With the Showcase mode dropped for this year, the main meat of the game lies in MyUniverse and MyCareer modes. The latter is a more traditional experience from year’s past as your character rises through the ranks of the WWE, even starting in NXT if you don’t perform well in the tutorial section. Well, I say tutorial – other than the new promo mini-game (which we’ll get to in a moment) nothing is actually taught to the player. At all. The sad thing is that doing well means you can skip NXT altogether, which is both a blessing and a curse.
Allow me to explain; it’s a curse because you miss an entire section of what is meant to be the WWE experience, but it’s a blessing because of how utterly tedious progression is in MyCareer mode. You end up doing the same thing over and over again with no real guide on how to improve your standing. It talks about rivalries on the main menu, yet actually initiating one outside of title challenges prolongs progression by around two in-game months. That’s eight matches, at least, which is a huge amount of time with the loading times thrown in. Even worse, when you do finally claim the NXT Championship the game doesn’t tell you how to move on up. I had to search online to find out how to go onto Raw or Smackdown in yet another example of the game not explaining anything (you go to rankings, look at a different championship and then select it, FYI.)
Perhaps the biggest problem is how the out-of-ring content breaks the flow of the in-the-ring action. For example, the new promo mini-game plays like conversation choices in most Telltale titles, but outside of guessing which option works best with the different kinds of crowds (ie. Family-Friendly, Hardcore, Disrespectful) it mostly comes off as poorly written and incoherent. That said, there are occasional flashes of it working which is once again hugely frustrating. I hope that 2K get better writers next time to improve the quality, or at least allow variations in tone to offer different personalities.
Players can always avoid the rigid structure of MyCareer and go straight to MyUniverse, which has most of the functionality of MyCareer mode with the exception that they control absolutely everything – rosters, champions, rivalries, stables – over the course of an in-game year. The best part is that players can simulate all the stuff they don’t want to play, allowing them to enjoy only the parts they want. Personally speaking, I’ve never been a huge fan of these modes (even back when it was called GM mode) as I much preferred the structure and goals of the main campaigns, but MyUniverse mode works well enough. As the old saying goes, different strokes for different folks.

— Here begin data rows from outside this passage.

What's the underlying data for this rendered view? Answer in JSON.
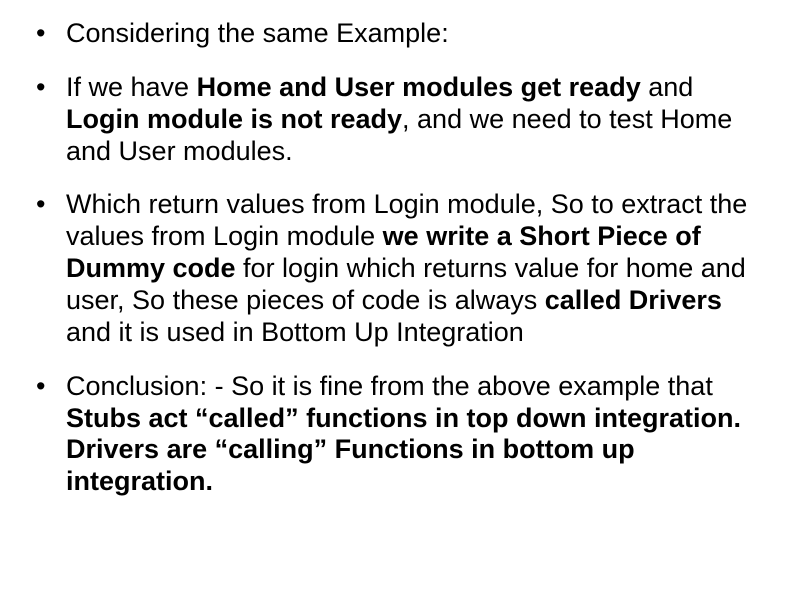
{
  "bullets": [
    {
      "segments": [
        {
          "text": "Considering the same Example:",
          "bold": false
        }
      ]
    },
    {
      "segments": [
        {
          "text": "If we have ",
          "bold": false
        },
        {
          "text": "Home and User modules get ready",
          "bold": true
        },
        {
          "text": " and ",
          "bold": false
        },
        {
          "text": "Login module is not ready",
          "bold": true
        },
        {
          "text": ", and we need to test Home and User modules.",
          "bold": false
        }
      ]
    },
    {
      "segments": [
        {
          "text": "Which return values from Login module, So to extract the values from Login module ",
          "bold": false
        },
        {
          "text": "we write a Short Piece of Dummy code",
          "bold": true
        },
        {
          "text": " for login which returns value for home and user, So these pieces of code is always ",
          "bold": false
        },
        {
          "text": "called Drivers",
          "bold": true
        },
        {
          "text": " and it is used in Bottom Up Integration",
          "bold": false
        }
      ]
    },
    {
      "segments": [
        {
          "text": "Conclusion: - So it is fine from the above example that ",
          "bold": false
        },
        {
          "text": "Stubs act “called” functions in top down integration. Drivers are “calling” Functions in bottom up integration.",
          "bold": true
        }
      ]
    }
  ]
}
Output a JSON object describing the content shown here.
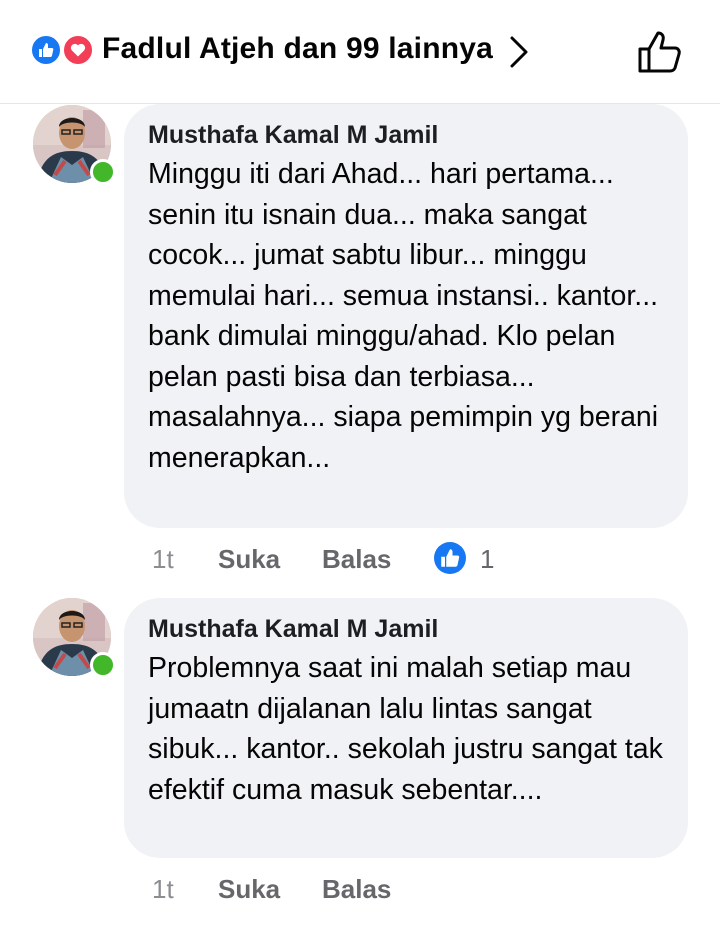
{
  "header": {
    "reaction_icons": [
      "like-icon",
      "love-icon"
    ],
    "title": "Fadlul Atjeh dan 99 lainnya"
  },
  "comments": [
    {
      "author": "Musthafa Kamal M Jamil",
      "text": "Minggu iti dari Ahad... hari pertama... senin itu isnain dua... maka sangat cocok... jumat sabtu libur... minggu memulai hari... semua instansi.. kantor... bank dimulai minggu/ahad.  Klo pelan pelan pasti bisa dan terbiasa... masalahnya... siapa pemimpin yg berani menerapkan...",
      "time": "1t",
      "like_label": "Suka",
      "reply_label": "Balas",
      "like_count": "1",
      "online": true
    },
    {
      "author": "Musthafa Kamal M Jamil",
      "text": "Problemnya saat ini malah setiap mau jumaatn dijalanan lalu lintas sangat sibuk... kantor.. sekolah justru sangat tak efektif cuma masuk sebentar....",
      "time": "1t",
      "like_label": "Suka",
      "reply_label": "Balas",
      "online": true
    }
  ],
  "colors": {
    "accent": "#1877f2",
    "love": "#f33e58",
    "online": "#42b72a",
    "bubble": "#f0f2f5",
    "secondary_text": "#65676b"
  }
}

That’s the thing – mileage really will vary depending on the individual. As a returning fan, I certainly noticed its many flaws but also recognised that when everything clicks into place WWE 2K17 is an enjoyable simulation. Those who played last year’s game will probably find the undercooked new features a huge let-down, but the ability to play with an updated (and huge) roster, pitting legends like Goldberg against Razor Ramone, could be enough to win them over.
I think the important thing to note is that the game isn’t broken and certainly hasn’t crashed on me, but the lack of polish across the sum of its parts stops the game from building any momentum. Let me put it another way – If WWE 2K17’s aim was to rebuild from the ground up, it’s clear that the foundations are solid but the actual house needs renovating before anyone can move in.
- The roster is absolutely huge.
- When everything clicks, the WWE experience is successfully simulated (especially in the Royal Rumble.)
- The creation suites can and will steal away your hours…
- … but a lack of varied options across them is disappointing.
- Unpolished audio and visuals ruin the immersion.
- The lack of a proper gameplay tutorial or guide to MyCareer progression is unacceptable.[/one_half]
[one_half_last]The Short Version:
WWE 2K17 shows great potential, and when it gets it right it’s fantastic to play, but its undercooked features and lack of visual polish stop it from getting the 3-count it so desperately craves.
Click here to learn about our review scores.[/one_half_last]
Platform: PS4 (tested), Xbox One, PC, (PS3 & Xbox 360 Legacy versions also available)
Publisher: 2K Games